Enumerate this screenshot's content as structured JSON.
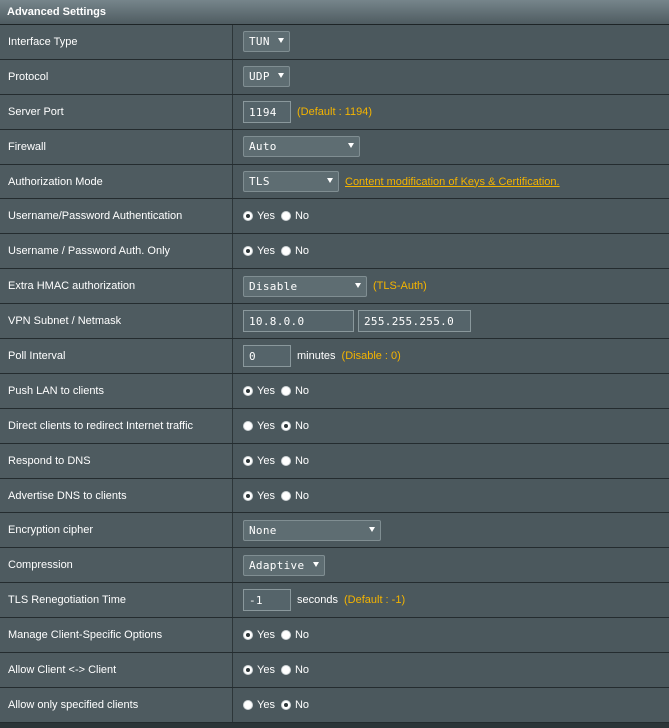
{
  "header": {
    "title": "Advanced Settings"
  },
  "rows": [
    {
      "label": "Interface Type",
      "type": "select",
      "value": "TUN"
    },
    {
      "label": "Protocol",
      "type": "select",
      "value": "UDP"
    },
    {
      "label": "Server Port",
      "type": "input",
      "value": "1194",
      "hint": "(Default : 1194)"
    },
    {
      "label": "Firewall",
      "type": "select",
      "value": "Auto"
    },
    {
      "label": "Authorization Mode",
      "type": "select",
      "value": "TLS",
      "link": "Content modification of Keys & Certification."
    },
    {
      "label": "Username/Password Authentication",
      "type": "radio",
      "yes": "Yes",
      "no": "No",
      "selected": "yes"
    },
    {
      "label": "Username / Password Auth. Only",
      "type": "radio",
      "yes": "Yes",
      "no": "No",
      "selected": "yes"
    },
    {
      "label": "Extra HMAC authorization",
      "type": "select",
      "value": "Disable",
      "hint": "(TLS-Auth)"
    },
    {
      "label": "VPN Subnet / Netmask",
      "type": "dual-input",
      "value": "10.8.0.0",
      "value2": "255.255.255.0"
    },
    {
      "label": "Poll Interval",
      "type": "input",
      "value": "0",
      "unit": "minutes",
      "hint": "(Disable : 0)"
    },
    {
      "label": "Push LAN to clients",
      "type": "radio",
      "yes": "Yes",
      "no": "No",
      "selected": "yes"
    },
    {
      "label": "Direct clients to redirect Internet traffic",
      "type": "radio",
      "yes": "Yes",
      "no": "No",
      "selected": "no"
    },
    {
      "label": "Respond to DNS",
      "type": "radio",
      "yes": "Yes",
      "no": "No",
      "selected": "yes"
    },
    {
      "label": "Advertise DNS to clients",
      "type": "radio",
      "yes": "Yes",
      "no": "No",
      "selected": "yes"
    },
    {
      "label": "Encryption cipher",
      "type": "select",
      "value": "None"
    },
    {
      "label": "Compression",
      "type": "select",
      "value": "Adaptive"
    },
    {
      "label": "TLS Renegotiation Time",
      "type": "input",
      "value": "-1",
      "unit": "seconds",
      "hint": "(Default : -1)"
    },
    {
      "label": "Manage Client-Specific Options",
      "type": "radio",
      "yes": "Yes",
      "no": "No",
      "selected": "yes"
    },
    {
      "label": "Allow Client <-> Client",
      "type": "radio",
      "yes": "Yes",
      "no": "No",
      "selected": "yes"
    },
    {
      "label": "Allow only specified clients",
      "type": "radio",
      "yes": "Yes",
      "no": "No",
      "selected": "no"
    }
  ],
  "colors": {
    "accent": "#f4b400",
    "label_bg": "#4e5b60",
    "value_bg": "#4b585d"
  }
}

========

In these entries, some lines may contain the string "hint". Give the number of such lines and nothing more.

4